=== Begin Enclosure ===

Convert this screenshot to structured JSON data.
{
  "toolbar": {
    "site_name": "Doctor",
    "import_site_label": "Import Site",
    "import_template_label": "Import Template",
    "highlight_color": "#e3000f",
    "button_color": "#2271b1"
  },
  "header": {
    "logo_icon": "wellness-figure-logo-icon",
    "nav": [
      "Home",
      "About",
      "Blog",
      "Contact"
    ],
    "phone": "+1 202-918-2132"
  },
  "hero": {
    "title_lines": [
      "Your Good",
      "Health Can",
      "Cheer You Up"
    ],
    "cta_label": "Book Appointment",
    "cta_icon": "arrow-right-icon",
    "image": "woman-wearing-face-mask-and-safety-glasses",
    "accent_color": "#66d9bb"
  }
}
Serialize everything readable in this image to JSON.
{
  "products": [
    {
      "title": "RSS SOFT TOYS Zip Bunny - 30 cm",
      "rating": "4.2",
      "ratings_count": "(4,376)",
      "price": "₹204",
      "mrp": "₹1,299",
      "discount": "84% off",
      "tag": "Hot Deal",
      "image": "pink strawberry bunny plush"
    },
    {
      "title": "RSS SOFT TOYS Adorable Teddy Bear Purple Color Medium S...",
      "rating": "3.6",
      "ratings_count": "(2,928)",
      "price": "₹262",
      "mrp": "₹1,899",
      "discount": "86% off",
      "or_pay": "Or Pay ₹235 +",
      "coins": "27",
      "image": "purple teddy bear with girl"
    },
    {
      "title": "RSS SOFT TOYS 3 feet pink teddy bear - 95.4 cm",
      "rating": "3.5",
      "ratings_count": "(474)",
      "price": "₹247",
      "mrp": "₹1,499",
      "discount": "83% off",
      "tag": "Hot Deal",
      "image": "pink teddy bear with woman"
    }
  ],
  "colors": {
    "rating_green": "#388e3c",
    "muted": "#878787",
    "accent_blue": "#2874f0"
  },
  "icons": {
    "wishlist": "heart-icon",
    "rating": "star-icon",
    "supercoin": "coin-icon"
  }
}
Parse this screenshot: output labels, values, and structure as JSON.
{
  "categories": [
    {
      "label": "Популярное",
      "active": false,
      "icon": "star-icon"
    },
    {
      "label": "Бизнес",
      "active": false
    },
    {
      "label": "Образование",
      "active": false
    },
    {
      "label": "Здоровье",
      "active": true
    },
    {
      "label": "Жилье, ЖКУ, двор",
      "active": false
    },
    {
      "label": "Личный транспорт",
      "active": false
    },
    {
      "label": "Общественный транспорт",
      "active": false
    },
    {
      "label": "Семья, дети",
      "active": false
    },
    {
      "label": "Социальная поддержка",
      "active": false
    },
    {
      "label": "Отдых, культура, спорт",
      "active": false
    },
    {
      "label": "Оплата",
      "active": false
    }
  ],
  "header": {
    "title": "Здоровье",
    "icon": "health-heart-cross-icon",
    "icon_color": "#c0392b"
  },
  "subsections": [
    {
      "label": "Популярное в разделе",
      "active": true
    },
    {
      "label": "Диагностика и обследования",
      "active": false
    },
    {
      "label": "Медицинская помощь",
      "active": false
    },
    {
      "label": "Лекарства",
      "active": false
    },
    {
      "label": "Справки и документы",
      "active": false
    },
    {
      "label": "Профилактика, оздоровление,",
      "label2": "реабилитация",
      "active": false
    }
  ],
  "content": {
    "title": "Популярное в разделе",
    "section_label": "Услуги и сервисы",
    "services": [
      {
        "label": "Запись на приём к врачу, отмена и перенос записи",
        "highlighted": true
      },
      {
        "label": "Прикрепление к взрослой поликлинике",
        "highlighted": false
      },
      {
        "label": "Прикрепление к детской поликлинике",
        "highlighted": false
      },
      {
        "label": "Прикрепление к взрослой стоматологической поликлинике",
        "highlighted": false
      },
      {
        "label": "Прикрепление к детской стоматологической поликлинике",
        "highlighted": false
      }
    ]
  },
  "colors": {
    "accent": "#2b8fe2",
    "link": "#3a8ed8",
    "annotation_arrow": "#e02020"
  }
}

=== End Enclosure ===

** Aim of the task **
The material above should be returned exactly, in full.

** Response to the task **
Convert this screenshot to structured JSON data.
{
  "toolbar": {
    "site_name": "Doctor",
    "import_site_label": "Import Site",
    "import_template_label": "Import Template",
    "highlight_color": "#e3000f",
    "button_color": "#2271b1"
  },
  "header": {
    "logo_icon": "wellness-figure-logo-icon",
    "nav": [
      "Home",
      "About",
      "Blog",
      "Contact"
    ],
    "phone": "+1 202-918-2132"
  },
  "hero": {
    "title_lines": [
      "Your Good",
      "Health Can",
      "Cheer You Up"
    ],
    "cta_label": "Book Appointment",
    "cta_icon": "arrow-right-icon",
    "image": "woman-wearing-face-mask-and-safety-glasses",
    "accent_color": "#66d9bb"
  }
}
Serialize everything readable in this image to JSON.
{
  "products": [
    {
      "title": "RSS SOFT TOYS Zip Bunny - 30 cm",
      "rating": "4.2",
      "ratings_count": "(4,376)",
      "price": "₹204",
      "mrp": "₹1,299",
      "discount": "84% off",
      "tag": "Hot Deal",
      "image": "pink strawberry bunny plush"
    },
    {
      "title": "RSS SOFT TOYS Adorable Teddy Bear Purple Color Medium S...",
      "rating": "3.6",
      "ratings_count": "(2,928)",
      "price": "₹262",
      "mrp": "₹1,899",
      "discount": "86% off",
      "or_pay": "Or Pay ₹235 +",
      "coins": "27",
      "image": "purple teddy bear with girl"
    },
    {
      "title": "RSS SOFT TOYS 3 feet pink teddy bear - 95.4 cm",
      "rating": "3.5",
      "ratings_count": "(474)",
      "price": "₹247",
      "mrp": "₹1,499",
      "discount": "83% off",
      "tag": "Hot Deal",
      "image": "pink teddy bear with woman"
    }
  ],
  "colors": {
    "rating_green": "#388e3c",
    "muted": "#878787",
    "accent_blue": "#2874f0"
  },
  "icons": {
    "wishlist": "heart-icon",
    "rating": "star-icon",
    "supercoin": "coin-icon"
  }
}
Parse this screenshot: output labels, values, and structure as JSON.
{
  "categories": [
    {
      "label": "Популярное",
      "active": false,
      "icon": "star-icon"
    },
    {
      "label": "Бизнес",
      "active": false
    },
    {
      "label": "Образование",
      "active": false
    },
    {
      "label": "Здоровье",
      "active": true
    },
    {
      "label": "Жилье, ЖКУ, двор",
      "active": false
    },
    {
      "label": "Личный транспорт",
      "active": false
    },
    {
      "label": "Общественный транспорт",
      "active": false
    },
    {
      "label": "Семья, дети",
      "active": false
    },
    {
      "label": "Социальная поддержка",
      "active": false
    },
    {
      "label": "Отдых, культура, спорт",
      "active": false
    },
    {
      "label": "Оплата",
      "active": false
    }
  ],
  "header": {
    "title": "Здоровье",
    "icon": "health-heart-cross-icon",
    "icon_color": "#c0392b"
  },
  "subsections": [
    {
      "label": "Популярное в разделе",
      "active": true
    },
    {
      "label": "Диагностика и обследования",
      "active": false
    },
    {
      "label": "Медицинская помощь",
      "active": false
    },
    {
      "label": "Лекарства",
      "active": false
    },
    {
      "label": "Справки и документы",
      "active": false
    },
    {
      "label": "Профилактика, оздоровление,",
      "label2": "реабилитация",
      "active": false
    }
  ],
  "content": {
    "title": "Популярное в разделе",
    "section_label": "Услуги и сервисы",
    "services": [
      {
        "label": "Запись на приём к врачу, отмена и перенос записи",
        "highlighted": true
      },
      {
        "label": "Прикрепление к взрослой поликлинике",
        "highlighted": false
      },
      {
        "label": "Прикрепление к детской поликлинике",
        "highlighted": false
      },
      {
        "label": "Прикрепление к взрослой стоматологической поликлинике",
        "highlighted": false
      },
      {
        "label": "Прикрепление к детской стоматологической поликлинике",
        "highlighted": false
      }
    ]
  },
  "colors": {
    "accent": "#2b8fe2",
    "link": "#3a8ed8",
    "annotation_arrow": "#e02020"
  }
}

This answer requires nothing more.